By Jessica Wilson '05
As a young elementary student, Joan Gundershaug Breece '65 was always helping with the slower children in class and being an assistant to a teacher in the lower grades. She knew then that teaching was her calling. She taught first grade for 32 years and fourth grade for the last five years before retiring in 2003 from the Moraga (Calif.) School District. She never tired of the life of an educator. "Every day in a classroom is different, every class is so different," she said. "Each day brought new challenges and the children daily gave me the reward of seeing them grow and progress intellectually."
Her studies at Pacific prepared her well for a career in teaching, she said. The education classes Breece took were small in size and she received lot of personal attention. She added that she found the professors caring and nurturing. "Pacific was always current with the new trends in education but provided a solid base. The education was practical, not just educational theory."
Breece never was drawn to the side of administration during her education career. Her real love, she said, is for the children and she always hated being out of the classroom. "There is nothing more exciting than watching a child learn to read and seeing a whole new world open up to a child," she said.

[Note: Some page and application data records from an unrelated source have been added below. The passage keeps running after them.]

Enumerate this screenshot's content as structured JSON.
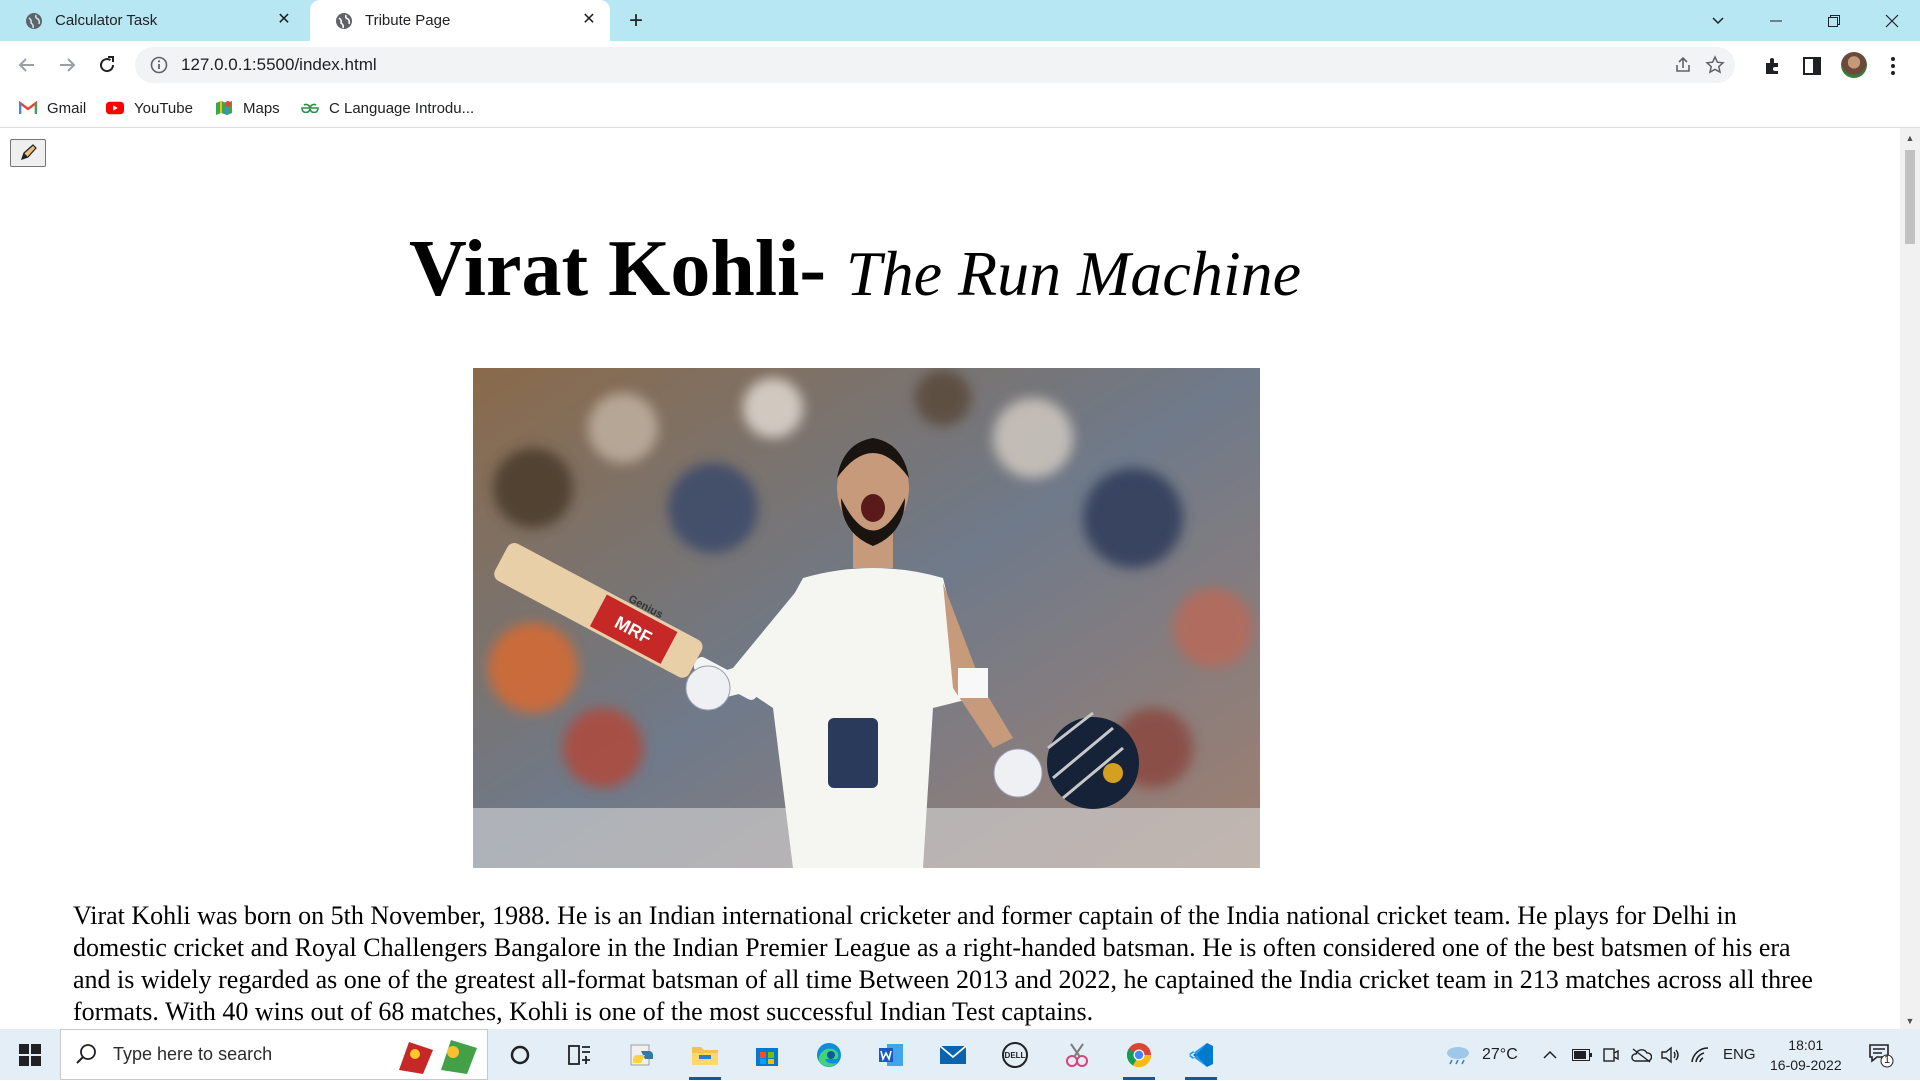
{
  "browser": {
    "tabs": [
      {
        "title": "Calculator Task"
      },
      {
        "title": "Tribute Page"
      }
    ],
    "address": "127.0.0.1:5500/index.html",
    "bookmarks": [
      {
        "label": "Gmail"
      },
      {
        "label": "YouTube"
      },
      {
        "label": "Maps"
      },
      {
        "label": "C Language Introdu..."
      }
    ]
  },
  "page": {
    "title_main": "Virat Kohli-",
    "title_sub": "The Run Machine",
    "bat_brand": "MRF",
    "bat_sub": "Genius",
    "bio": "Virat Kohli was born on 5th November, 1988. He is an Indian international cricketer and former captain of the India national cricket team. He plays for Delhi in domestic cricket and Royal Challengers Bangalore in the Indian Premier League as a right-handed batsman. He is often considered one of the best batsmen of his era and is widely regarded as one of the greatest all-format batsman of all time Between 2013 and 2022, he captained the India cricket team in 213 matches across all three formats. With 40 wins out of 68 matches, Kohli is one of the most successful Indian Test captains."
  },
  "taskbar": {
    "search_placeholder": "Type here to search",
    "weather": "27°C",
    "language": "ENG",
    "time": "18:01",
    "date": "16-09-2022",
    "notifications": "1"
  }
}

Through her years as a teacher, Breece said she has found that children learn differently so being a solid teacher that uses many varied approaches is important. Her work and talent were recognized in 1990 when she was selected as Moraga Teacher of the Year.
Breece has not completely retired from teaching. At the Lafeyette-Orinda Presbyterian Church she is the Bible study coordinator and has taught Bible study in the past year to kindergarten and third grade students.
However, with more time out of the classroom available, Breece is putting the tire to the road. She and her husband, Conrad, began biking two years ago and were introduced to the excitement of European biking by friends. They have traveled to Italy, riding through tobacco fields and olive groves. In June, they visited the Dordogne region of France. For 10 days they rode through fields of poppies, forests, and toured castles and caves filled with ancient drawings. "When you ride a bike you really see and smell the countryside," said Breece.Breece has continued her education over the years by taking courses at the University of San Francisco Fromm Institute. The classes have varied from political science to poetry to literature to history. "I feel that life long learning is what keeps me excited about living. I only wish all people could have the chance to broaden their knowledge daily."